"There is room for further GBP weakness should markets start pricing in an earlier rate cut by the BoE," says Thanim Islam, Head of FX Analysis at Equals Money. "Governor Bailey added to GBP woes with some dovish comments, suggesting that the job market is loosening as well as expecting a large drop in inflation next month. He also attempted to differentiate the UK from the US by stating that the UK faces less inflation risk than the US."

Lindsay James, investment strategist at Quilter Investors, described Bailey's comments as "reassuring" given he sees the inflation path is "pretty much on track".

"The stage may soon be set for the Bank of England and the ECB to consider rate cuts ahead of the Federal Reserve," says James.

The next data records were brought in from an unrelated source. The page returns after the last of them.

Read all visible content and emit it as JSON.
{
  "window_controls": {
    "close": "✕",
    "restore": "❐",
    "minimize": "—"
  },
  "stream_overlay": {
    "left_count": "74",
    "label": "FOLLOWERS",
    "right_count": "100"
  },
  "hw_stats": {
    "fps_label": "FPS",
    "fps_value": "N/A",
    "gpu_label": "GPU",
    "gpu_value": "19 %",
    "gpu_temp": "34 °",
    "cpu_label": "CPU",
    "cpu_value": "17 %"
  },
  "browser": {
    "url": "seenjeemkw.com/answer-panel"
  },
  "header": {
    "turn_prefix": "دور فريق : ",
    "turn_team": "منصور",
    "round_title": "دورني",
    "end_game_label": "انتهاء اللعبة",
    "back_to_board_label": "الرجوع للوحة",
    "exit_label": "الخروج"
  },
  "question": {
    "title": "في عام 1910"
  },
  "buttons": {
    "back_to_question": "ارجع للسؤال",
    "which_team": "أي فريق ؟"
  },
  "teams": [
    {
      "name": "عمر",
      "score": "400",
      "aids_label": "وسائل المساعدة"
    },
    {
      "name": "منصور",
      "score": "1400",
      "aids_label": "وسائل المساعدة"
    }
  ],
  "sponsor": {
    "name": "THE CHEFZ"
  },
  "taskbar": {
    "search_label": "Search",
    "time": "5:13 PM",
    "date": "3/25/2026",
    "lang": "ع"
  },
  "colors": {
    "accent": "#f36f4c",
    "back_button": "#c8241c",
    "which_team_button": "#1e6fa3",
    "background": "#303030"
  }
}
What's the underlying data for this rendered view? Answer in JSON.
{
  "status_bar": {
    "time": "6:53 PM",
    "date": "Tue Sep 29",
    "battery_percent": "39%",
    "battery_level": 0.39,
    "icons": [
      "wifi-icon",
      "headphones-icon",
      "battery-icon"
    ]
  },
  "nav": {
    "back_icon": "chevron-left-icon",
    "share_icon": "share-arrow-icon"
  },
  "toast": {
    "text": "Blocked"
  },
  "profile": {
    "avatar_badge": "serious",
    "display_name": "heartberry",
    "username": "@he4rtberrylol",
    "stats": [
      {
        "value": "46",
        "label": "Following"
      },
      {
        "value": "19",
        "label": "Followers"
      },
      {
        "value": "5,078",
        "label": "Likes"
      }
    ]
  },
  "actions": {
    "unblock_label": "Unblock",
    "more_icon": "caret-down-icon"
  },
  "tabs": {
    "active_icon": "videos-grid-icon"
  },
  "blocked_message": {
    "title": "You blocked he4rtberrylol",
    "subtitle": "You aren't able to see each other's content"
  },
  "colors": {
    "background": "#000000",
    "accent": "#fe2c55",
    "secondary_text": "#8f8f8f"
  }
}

“While this development could have implications for sterling, UK investors allocating funds to overseas assets would generally benefit from a decline in sterling relative to international currencies. However, travellers to the US may find their holidays becoming even more expensive due to the currency exchange rate," he adds.